Rated 4 out of 5 by from Mountaineering must read. A must read if you enjoy outdoor literature. It has a magnetic pull from start to finish. Survival.
Date published: 2007-01-22
Rated 5 out of 5 by from You will read this in one sitting Whether you climb or not, this book is hard to put down. The story of Simpson's survival has it all; horror, pain, heartbreak, perseverance, triumph etc. Almost every one who reads this book finds themselves using the word "harrowing". I stopped climbing for awhile after reading this book. I was too freaked out (and not very good). Definitely the best book I've ever read about the sport.
Date published: 2006-05-29
Rated 4 out of 5 by from Touched by the Void This book can not be put down. The incredible true story of a climb gone bad. Joe Simpson reminds us that life is worth fighting for at all costs. This is the perfect book to get boys hooked on reading. I don't climb but my limbs ached with each page.

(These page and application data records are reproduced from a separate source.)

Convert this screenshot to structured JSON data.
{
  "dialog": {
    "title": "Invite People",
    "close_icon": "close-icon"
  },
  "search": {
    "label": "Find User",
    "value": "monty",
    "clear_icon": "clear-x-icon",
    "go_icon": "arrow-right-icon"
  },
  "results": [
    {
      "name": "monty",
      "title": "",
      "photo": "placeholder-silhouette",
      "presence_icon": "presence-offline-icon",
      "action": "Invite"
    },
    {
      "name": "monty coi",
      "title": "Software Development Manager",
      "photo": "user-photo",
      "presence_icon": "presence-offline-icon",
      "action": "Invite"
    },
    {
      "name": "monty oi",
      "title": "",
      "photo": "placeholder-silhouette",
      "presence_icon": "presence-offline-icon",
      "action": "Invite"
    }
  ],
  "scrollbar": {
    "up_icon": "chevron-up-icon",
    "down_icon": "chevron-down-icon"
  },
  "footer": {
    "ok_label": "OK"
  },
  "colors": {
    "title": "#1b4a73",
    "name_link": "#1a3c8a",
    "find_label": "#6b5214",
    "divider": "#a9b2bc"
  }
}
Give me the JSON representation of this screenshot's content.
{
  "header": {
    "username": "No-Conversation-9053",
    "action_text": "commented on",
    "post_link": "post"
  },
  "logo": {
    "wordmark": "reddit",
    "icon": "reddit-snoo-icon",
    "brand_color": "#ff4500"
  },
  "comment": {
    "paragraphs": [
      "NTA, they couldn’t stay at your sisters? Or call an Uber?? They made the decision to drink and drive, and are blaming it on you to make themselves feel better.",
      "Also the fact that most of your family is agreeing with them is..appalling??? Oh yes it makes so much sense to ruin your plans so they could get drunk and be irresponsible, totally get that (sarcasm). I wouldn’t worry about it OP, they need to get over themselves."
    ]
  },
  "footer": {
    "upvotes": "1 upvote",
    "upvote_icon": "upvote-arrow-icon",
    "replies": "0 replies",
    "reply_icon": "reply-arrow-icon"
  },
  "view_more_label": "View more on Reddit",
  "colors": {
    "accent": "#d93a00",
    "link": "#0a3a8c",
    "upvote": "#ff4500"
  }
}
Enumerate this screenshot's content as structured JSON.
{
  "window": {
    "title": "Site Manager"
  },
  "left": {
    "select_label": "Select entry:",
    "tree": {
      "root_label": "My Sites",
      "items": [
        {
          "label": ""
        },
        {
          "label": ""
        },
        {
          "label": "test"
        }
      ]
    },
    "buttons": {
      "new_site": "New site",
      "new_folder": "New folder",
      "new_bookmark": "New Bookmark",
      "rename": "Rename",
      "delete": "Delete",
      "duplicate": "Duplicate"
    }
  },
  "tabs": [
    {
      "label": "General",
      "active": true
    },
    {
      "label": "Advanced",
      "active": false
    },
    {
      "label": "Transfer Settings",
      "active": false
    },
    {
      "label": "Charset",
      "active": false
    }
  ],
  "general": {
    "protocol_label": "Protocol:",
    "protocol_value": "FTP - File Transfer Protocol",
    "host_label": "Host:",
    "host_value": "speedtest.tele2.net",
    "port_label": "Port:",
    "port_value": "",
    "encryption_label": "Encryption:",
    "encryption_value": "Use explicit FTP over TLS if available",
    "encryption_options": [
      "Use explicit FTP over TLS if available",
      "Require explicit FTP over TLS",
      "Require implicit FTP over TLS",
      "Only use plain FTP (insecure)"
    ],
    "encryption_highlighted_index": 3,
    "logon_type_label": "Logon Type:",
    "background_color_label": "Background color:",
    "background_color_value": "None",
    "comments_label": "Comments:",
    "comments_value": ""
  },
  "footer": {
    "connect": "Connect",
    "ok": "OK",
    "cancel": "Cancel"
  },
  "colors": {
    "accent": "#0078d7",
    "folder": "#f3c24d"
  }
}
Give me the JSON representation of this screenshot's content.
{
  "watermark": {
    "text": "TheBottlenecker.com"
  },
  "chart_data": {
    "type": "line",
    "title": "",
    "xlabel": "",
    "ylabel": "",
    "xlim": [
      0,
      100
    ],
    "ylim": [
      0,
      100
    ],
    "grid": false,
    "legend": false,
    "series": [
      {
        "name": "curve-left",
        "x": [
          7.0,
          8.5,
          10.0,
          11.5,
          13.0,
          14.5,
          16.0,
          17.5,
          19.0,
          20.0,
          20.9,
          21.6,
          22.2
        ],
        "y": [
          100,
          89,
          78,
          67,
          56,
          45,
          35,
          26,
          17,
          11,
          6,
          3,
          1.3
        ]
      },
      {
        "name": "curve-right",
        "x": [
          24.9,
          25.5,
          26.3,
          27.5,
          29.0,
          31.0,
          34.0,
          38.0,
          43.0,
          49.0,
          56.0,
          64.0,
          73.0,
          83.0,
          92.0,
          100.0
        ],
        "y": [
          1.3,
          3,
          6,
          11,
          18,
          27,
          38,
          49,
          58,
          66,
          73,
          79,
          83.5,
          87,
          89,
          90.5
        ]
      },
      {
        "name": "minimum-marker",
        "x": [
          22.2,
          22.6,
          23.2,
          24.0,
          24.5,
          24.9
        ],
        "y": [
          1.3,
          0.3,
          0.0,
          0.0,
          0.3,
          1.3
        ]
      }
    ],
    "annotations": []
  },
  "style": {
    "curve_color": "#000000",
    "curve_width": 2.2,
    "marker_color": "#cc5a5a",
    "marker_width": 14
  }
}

Date published: 2000-11-30
Rated 5 out of 5 by from Near Death Experience A harrowing true life story from Joe Simpson, a climber from Sheffield in the UK. Joe and his friend (Simon Yates) climb a mountain in South America. The story shows how quickly a climb in remote conditions can turn into a crisis. The book gives a very good account of the impossibility of dealing with a serious accident at high altitudes. Just such an event happens, and Joe is left for dead. Simon's part in this story is well described - just thinking about being incapable of helping your partner, when you are their only hope gives me the chills. Needless to say - Joe survives and his pragmatism helps him to reconcile his feelings about the experience - but get the book and read about how !
Date published: 1999-08-08